Premium brand Audi reported solid financial results for 2019 despite slowing global sales, reporting an operating profit for the year. It also acknowledged 2020 was going to be a challenge prior to the coronavirus pandemic and is now uncertain how it will affect its results this year.
For 2019, Audi reported an operating profit and operating return on sales reached €4.5 billion and 8.1% on revenue of €55.7 billion. The company’s “Transformation Plan” contributed €2.5 billion to the company’s bottom line.
Unsurprisingly, much of the company’s profits came from the sale of sport-utility vehicles and its top-end models.
(Audi RS Q8 bursts onto the performance SUV scene.)
“We can be satisfied; Audi is competitive. In a very challenging environment, we focused on our strengths and stabilized our business. Our operating return on sales was above 7% in each quarter of 2019 and was within our forecast corridor for the full year,” said CEO Bram Schot in a statement.
Like so many other automakers, the company cancelled its annual meeting and press conference this year due to coronavirus concerns. Schot also took some time to address the pandemic and how it’s impacting Audi.
“We are in an exceptional situation for which there are no tried-and-tested solutions or simple recipes. We are focusing on protecting our employees, contractors and guests and making the right business decisions in this volatile environment,” he said. The company is shutting down its plants in Ingolstadt, Neckarsulm, Belgium, Mexico and Hungary in a controlled manner by the end of this week.

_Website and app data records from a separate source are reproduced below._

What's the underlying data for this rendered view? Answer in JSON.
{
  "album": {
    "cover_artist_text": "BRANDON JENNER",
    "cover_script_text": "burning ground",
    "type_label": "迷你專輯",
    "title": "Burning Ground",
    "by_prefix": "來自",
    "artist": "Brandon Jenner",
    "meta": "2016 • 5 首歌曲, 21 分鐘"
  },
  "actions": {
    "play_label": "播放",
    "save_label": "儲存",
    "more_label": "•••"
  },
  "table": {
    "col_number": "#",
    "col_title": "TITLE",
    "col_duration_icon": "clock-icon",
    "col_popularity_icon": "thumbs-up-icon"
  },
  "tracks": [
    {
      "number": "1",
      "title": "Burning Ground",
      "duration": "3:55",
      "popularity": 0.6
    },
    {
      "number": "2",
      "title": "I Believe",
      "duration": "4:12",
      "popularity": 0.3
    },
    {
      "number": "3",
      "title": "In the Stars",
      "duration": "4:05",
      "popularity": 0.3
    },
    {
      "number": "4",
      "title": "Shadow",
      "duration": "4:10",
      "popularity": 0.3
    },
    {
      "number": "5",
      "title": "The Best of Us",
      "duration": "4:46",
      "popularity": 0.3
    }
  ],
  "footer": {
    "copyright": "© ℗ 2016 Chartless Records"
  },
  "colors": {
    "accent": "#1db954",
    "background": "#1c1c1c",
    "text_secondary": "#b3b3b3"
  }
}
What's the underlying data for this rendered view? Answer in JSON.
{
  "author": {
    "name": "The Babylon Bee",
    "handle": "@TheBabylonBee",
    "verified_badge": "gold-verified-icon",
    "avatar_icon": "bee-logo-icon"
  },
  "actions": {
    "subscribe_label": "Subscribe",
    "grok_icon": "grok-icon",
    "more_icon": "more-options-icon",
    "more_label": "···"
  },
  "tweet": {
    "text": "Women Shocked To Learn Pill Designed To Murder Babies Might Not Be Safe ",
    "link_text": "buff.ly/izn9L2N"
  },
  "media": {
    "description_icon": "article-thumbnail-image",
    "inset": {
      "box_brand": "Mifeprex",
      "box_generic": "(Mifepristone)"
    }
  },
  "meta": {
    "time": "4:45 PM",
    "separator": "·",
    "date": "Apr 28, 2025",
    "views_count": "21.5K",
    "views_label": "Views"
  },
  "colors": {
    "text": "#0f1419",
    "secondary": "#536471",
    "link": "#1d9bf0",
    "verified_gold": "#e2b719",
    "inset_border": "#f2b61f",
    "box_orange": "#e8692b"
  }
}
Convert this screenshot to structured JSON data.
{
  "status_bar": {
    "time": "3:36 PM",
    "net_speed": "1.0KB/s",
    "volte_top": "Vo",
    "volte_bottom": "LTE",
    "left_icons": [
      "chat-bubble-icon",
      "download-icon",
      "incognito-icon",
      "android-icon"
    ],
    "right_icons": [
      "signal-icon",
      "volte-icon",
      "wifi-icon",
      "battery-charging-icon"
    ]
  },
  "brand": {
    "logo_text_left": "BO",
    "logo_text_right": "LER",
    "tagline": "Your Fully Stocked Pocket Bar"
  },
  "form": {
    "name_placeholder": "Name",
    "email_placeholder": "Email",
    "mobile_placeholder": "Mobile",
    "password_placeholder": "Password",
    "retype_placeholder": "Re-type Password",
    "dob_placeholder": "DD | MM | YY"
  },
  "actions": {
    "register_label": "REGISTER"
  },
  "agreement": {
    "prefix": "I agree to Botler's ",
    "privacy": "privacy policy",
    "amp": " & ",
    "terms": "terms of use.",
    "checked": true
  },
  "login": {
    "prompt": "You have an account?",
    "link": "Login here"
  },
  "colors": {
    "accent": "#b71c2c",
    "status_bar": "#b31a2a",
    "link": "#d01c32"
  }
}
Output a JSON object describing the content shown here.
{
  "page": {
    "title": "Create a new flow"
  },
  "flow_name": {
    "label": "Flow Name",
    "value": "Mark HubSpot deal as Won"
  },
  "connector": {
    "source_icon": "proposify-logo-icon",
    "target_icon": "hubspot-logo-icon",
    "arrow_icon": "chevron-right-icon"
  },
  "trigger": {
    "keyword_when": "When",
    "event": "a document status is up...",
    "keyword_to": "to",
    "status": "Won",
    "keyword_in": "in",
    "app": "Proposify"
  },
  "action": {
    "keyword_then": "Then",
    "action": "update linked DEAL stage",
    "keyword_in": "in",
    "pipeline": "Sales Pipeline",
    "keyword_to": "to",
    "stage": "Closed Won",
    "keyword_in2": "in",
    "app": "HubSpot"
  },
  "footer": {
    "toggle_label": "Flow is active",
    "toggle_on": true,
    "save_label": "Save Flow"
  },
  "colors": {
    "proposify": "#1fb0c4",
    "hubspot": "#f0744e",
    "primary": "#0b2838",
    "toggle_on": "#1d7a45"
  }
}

Returning to 2019, the company reported a slight uptick, 1.8% in sales to 1,845,573 vehicle from 1,812,485 in 2018. As mentioned, the company’s sport-utes and high-end vehicles, such as the all-electric Audi e-tron and the new Audi Q8, were “very well received by customers.”
(Audi A3 Sportback gets a makeover for 2021.)
The rise in sales translated to improved financial performance. The company’s revenue was up 3.9% compared with the previous year’s results. Additionally, the company’s operational profit was up as well, rising 28.5%.
This was driven by the improved Audi product mix, the increased operating profit of Lamborghini and successfully implemented ATP measures totaling €2.5 billion. The program for improved earnings that was implemented in 2018 is expected to free up a total of €15 billion for future investments by 2022.
Since the start of the program, the ATP has already generated an accumulated €4.4 billion and measures have already been identified for 80 percent of the overall target. The ATP is thus making a decisive contribution to improving the quality of earnings.
This year, Audi will introduce 20 models while continuing its electrification plans, resulting in five new all-electric models by the end of 2020. The brand will also grow its PHEV offering to a total of 12 models. A PHEV variant will then be available in more than half of the model series. The growth of its electrified offerings is will help the company with increasingly strict carbon dioxide regulations.
(Audi updates RS Q3 and RS Q3 Sportback for 2020.)
“The effects of the spread of the coronavirus on the economy and our business are uncertain. This makes a reliable forecast for the year 2020 almost impossible at present,” said Arno Antlitz, Member of the Audi Board of Management for Finance, China and Legal Affairs.